* Goal of the exercise
Determine how many lines in the records hold "workspace", and give that number with nothing added.

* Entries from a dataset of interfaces
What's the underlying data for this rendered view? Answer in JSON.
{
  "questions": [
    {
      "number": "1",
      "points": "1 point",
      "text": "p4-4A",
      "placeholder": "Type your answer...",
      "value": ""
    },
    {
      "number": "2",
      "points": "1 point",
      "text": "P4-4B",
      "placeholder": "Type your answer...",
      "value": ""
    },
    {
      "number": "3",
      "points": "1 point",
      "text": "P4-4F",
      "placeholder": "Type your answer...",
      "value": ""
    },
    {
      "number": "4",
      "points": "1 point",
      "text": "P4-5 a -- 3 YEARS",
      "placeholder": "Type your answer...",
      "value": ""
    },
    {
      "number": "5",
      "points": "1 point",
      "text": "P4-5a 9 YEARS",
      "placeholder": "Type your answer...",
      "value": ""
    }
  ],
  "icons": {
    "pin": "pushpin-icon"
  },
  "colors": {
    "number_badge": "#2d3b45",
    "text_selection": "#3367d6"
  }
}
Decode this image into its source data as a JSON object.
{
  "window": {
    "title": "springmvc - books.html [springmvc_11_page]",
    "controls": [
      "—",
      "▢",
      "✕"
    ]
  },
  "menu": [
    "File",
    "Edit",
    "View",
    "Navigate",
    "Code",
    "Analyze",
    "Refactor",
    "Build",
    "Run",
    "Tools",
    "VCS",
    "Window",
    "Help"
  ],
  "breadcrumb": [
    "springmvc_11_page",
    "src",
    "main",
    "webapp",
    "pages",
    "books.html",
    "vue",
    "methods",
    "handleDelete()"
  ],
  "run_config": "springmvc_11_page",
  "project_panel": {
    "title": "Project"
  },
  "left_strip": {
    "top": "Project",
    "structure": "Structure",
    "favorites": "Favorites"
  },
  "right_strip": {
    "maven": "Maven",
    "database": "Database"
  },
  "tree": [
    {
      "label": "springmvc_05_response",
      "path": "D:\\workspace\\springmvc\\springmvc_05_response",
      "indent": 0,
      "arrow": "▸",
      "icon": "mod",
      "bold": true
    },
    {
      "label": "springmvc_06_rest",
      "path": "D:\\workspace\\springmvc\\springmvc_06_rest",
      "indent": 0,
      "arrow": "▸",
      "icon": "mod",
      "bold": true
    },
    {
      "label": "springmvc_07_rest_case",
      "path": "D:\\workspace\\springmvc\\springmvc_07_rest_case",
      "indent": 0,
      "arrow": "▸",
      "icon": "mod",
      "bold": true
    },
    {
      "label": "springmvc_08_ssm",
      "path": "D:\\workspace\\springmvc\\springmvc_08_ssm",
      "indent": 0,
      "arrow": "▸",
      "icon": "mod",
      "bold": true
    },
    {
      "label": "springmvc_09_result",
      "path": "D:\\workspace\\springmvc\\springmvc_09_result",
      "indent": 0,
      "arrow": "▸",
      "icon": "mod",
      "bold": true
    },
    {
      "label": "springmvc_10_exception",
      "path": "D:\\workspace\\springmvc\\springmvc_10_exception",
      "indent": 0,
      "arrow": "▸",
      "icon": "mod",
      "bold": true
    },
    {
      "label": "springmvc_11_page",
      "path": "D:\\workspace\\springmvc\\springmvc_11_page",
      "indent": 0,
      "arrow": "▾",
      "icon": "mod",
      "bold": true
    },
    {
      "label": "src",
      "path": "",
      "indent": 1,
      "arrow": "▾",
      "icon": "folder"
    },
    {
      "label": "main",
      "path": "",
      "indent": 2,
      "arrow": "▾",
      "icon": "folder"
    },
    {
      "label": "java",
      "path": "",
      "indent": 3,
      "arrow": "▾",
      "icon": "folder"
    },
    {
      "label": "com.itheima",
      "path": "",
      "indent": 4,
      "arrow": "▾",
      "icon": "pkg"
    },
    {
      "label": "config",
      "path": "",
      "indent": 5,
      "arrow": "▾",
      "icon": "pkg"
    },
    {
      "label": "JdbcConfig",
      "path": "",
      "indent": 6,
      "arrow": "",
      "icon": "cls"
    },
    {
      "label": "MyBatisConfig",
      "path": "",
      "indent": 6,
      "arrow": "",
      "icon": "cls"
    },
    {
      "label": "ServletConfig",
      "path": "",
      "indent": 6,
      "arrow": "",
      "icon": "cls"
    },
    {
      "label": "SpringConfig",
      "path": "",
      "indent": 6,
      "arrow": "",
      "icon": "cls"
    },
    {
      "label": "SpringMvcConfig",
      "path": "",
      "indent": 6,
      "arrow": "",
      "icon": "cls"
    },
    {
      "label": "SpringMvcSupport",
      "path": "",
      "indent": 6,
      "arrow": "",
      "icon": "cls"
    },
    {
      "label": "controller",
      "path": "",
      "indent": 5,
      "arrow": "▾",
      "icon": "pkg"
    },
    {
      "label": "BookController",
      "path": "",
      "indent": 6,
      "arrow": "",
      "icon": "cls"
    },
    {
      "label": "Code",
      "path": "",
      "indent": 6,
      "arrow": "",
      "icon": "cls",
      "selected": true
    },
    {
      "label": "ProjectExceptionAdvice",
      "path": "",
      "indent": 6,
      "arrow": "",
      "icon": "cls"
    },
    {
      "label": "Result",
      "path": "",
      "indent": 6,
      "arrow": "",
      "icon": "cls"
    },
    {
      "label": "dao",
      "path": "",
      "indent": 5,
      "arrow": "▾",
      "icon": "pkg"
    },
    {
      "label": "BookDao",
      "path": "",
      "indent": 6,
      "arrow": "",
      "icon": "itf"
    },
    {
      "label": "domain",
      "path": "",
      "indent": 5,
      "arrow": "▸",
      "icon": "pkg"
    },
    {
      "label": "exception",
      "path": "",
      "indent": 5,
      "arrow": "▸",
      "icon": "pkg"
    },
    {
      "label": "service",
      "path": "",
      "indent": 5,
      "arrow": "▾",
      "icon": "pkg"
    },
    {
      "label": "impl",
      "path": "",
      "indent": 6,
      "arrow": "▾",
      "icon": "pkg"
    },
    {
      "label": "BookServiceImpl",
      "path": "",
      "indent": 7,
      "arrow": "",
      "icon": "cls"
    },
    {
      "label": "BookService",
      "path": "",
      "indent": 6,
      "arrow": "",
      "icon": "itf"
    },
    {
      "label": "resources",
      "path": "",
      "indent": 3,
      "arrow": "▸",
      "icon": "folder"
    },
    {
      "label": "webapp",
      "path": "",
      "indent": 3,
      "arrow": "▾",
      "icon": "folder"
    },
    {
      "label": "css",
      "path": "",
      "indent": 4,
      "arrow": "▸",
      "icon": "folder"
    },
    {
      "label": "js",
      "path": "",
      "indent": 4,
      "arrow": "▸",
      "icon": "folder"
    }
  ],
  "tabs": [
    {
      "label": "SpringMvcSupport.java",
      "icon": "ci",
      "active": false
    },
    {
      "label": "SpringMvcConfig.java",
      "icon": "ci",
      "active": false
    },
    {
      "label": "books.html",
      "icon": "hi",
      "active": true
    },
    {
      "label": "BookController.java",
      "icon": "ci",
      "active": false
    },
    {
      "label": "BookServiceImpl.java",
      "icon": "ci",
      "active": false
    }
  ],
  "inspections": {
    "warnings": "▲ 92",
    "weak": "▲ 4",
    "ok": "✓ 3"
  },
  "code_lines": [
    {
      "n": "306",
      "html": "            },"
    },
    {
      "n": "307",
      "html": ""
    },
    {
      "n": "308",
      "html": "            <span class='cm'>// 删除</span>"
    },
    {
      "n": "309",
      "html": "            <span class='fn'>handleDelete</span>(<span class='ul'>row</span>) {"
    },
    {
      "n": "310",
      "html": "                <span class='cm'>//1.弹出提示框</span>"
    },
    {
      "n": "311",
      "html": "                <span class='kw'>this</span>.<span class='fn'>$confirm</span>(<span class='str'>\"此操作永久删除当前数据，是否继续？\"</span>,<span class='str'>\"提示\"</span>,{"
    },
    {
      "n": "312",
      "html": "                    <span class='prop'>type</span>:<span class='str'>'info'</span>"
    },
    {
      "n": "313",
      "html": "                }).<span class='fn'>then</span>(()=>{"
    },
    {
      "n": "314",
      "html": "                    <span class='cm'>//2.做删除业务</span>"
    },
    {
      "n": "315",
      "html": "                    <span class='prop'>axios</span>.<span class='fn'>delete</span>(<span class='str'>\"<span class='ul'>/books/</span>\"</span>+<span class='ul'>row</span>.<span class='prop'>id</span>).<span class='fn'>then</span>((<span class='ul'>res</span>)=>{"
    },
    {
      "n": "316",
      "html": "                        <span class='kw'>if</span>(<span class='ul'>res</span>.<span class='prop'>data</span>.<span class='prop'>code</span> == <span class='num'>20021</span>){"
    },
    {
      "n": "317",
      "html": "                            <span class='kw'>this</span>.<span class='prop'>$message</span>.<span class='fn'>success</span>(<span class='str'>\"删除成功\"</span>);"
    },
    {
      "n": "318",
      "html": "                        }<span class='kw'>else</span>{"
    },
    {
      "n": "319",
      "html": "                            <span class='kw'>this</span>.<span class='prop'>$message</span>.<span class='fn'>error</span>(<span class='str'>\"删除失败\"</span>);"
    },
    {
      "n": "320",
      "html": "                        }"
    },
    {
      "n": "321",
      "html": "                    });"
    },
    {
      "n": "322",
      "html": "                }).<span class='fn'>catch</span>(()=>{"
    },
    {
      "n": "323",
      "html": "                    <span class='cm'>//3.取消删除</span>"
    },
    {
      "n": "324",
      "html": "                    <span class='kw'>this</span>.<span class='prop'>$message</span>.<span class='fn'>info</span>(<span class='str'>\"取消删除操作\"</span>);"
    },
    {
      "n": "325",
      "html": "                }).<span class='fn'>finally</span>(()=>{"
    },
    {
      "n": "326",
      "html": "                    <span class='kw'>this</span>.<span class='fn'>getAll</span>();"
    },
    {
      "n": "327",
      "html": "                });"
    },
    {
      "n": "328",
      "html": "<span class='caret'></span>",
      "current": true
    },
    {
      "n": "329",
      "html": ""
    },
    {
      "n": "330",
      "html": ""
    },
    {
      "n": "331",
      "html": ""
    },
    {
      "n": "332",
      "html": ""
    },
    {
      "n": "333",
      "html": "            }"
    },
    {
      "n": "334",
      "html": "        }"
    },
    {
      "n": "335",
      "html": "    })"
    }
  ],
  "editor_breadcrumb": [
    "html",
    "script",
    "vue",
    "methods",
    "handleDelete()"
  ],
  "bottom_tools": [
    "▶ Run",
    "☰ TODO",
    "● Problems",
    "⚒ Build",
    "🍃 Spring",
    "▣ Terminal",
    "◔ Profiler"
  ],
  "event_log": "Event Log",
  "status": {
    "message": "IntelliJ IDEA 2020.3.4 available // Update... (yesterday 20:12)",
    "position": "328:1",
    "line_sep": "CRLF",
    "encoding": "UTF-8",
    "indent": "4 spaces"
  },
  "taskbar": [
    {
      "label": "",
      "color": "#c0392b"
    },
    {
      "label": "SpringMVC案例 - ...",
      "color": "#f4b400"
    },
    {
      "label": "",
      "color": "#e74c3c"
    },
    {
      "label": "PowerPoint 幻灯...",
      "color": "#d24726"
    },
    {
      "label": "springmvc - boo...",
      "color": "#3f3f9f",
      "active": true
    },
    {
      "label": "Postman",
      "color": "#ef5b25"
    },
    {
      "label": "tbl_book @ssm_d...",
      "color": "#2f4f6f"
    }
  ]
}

* Solution for this exercise
7